The holidays can be a tough time of year for many of us. Some may be alone with no family around. Others may be left saddened by the loss of a loved one. Some may be struggling with job loss, financial distress, feelings of disenfranchisement, separation or divorce, depression or substance abuse.
While those issues are difficult enough to deal with at any time, they are often all the more so during the holidays.
The holidays are times when families and loved ones, often even when there is strife within the family unit, gather together to celebrate and not being a part of it all only reminds us of our loneliness and separation from them.
This year my wife and I were anticipating being alone for thanksgiving and as such we found it difficult, at first, to get into the spirit of the holidays. We even considered for the first time to not even decorate for Christmas, a holiday we both truly love.
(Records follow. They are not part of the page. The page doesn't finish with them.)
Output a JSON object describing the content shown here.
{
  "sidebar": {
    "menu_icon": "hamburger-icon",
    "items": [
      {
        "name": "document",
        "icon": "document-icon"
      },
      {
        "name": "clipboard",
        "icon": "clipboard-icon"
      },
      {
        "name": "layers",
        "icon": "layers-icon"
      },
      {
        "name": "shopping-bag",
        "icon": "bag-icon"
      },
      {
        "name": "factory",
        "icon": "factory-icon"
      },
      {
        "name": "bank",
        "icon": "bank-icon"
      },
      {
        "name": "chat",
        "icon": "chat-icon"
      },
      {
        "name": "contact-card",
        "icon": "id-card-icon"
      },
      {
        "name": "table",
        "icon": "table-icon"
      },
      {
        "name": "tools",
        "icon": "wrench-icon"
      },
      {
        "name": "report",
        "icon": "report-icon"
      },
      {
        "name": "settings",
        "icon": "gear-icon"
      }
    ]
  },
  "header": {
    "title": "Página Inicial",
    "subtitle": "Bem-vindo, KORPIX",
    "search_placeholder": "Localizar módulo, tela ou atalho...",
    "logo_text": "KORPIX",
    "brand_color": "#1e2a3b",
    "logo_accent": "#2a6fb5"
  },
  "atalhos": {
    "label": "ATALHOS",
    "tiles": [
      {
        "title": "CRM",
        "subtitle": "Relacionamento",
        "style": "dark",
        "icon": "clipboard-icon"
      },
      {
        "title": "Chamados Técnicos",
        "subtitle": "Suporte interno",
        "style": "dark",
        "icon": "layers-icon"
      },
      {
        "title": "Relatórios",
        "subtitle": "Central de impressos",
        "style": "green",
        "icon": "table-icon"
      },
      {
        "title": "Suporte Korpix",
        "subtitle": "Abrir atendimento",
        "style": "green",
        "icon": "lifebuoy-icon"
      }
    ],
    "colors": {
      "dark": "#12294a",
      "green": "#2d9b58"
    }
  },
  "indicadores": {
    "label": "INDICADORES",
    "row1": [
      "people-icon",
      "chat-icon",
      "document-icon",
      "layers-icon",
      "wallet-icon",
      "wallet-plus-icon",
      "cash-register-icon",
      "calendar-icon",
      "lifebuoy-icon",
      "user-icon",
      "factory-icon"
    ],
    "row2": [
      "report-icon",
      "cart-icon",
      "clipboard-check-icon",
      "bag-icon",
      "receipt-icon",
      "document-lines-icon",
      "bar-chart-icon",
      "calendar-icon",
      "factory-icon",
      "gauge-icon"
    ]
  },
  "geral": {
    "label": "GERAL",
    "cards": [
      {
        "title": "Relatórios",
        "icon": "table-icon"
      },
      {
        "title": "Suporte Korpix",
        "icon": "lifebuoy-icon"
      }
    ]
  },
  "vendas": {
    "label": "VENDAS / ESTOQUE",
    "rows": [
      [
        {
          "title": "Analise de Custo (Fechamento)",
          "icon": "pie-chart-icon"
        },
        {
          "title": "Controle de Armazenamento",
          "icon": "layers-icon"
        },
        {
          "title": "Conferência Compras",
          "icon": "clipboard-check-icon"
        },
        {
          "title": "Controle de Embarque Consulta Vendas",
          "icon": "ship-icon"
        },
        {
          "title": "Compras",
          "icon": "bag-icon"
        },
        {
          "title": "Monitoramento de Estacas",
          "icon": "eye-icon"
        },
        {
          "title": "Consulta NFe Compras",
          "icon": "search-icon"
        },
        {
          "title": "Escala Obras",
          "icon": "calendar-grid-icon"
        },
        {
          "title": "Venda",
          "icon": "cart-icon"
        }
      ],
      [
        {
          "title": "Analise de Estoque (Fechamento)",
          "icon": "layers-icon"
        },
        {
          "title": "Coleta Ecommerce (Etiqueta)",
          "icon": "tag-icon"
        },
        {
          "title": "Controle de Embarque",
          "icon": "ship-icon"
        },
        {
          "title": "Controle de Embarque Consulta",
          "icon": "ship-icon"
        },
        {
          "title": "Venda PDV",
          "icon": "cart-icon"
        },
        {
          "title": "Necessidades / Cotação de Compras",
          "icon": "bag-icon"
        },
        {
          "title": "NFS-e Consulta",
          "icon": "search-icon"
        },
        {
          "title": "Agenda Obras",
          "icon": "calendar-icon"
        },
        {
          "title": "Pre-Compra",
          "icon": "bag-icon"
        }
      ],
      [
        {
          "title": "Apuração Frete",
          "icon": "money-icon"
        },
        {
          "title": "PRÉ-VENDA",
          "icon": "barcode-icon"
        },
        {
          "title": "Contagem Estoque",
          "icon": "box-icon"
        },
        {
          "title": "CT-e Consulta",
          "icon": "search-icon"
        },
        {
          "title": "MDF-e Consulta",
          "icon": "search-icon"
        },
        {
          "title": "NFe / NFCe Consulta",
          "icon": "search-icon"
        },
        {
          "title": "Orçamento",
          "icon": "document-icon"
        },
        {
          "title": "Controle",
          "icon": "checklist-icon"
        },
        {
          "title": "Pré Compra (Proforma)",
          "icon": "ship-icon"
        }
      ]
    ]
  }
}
Family and friendship have always been so important to me and the thought of not being with family was a difficult thing to deal with.
When I get into such moods I try and reflect on the things I should be thankful for. I’m most fortunate to enjoy good health, I have a wife and daughter who love me, good friends, a roof over our heads, a great part-time job at a surf shop, I have creative outlets that give me joy like writing, art, surfing, volunteering and the ability to commune on a regular basis with nature.
We are also still reveling from a recent family reunion with love ones we have either not seen in years of never before. Those thoughts as well as at the last minute inviting a friend, and neighbor who is down on his luck this year, to Thanksgiving dinner has fully restored our holiday spirit.
Unfortunately there are many who’s burdens are so heavy and who’s suffering and loneliness are so deep to be able to see the light at the end of the tunnel.
I believe the events of this year may have made it all the more difficult for many this year. We have all just lived through a highly contentious election that has left many in a state of fear or concern, there is a great deal of world strife and worries over terrorism and many are still struggling with job loss or lack of a solid income.
What I believe we all need right now, especially those who are struggling, is to know that there are those who care about us and our well being and to feel we are part of something bigger than ourselves.
When I was in the service, my wife and I would always invite some of my fellow airmen, who were alone for the holidays, to dinner for Christmas and Thanksgiving. I know how much it meant to them as well as how much it meant to us at times when we were alone and friends invited us to share in their family festivities.
There are many in our country who currently feel a sense of disenfranchisement due to either their ethnicity, religion or nationality. This is troubling as our nation is a great one due to our history of being a melting pot of a diverse group of people. We are also a great nation because of our generosity and spirit.
So this year more than ever let’s all be thankful for those things we have been blessed with and reunite with family, friends and loved ones we have drifted away from, embrace those who may be different from us with a smile and a kind word. And, if you can, invite someone you know who is alone and struggling into your home. It can make a positive difference in their lives and yours.
So to answer the question what is there to be thankful for, plenty.
Thanks for checking in and I wish you and yours the happiest of Thanksgiving’s.
P.S. In case your looking for a cheap gift for a child for the holidays check out my Children’s book “Byron The Lonely Christmas Tree”.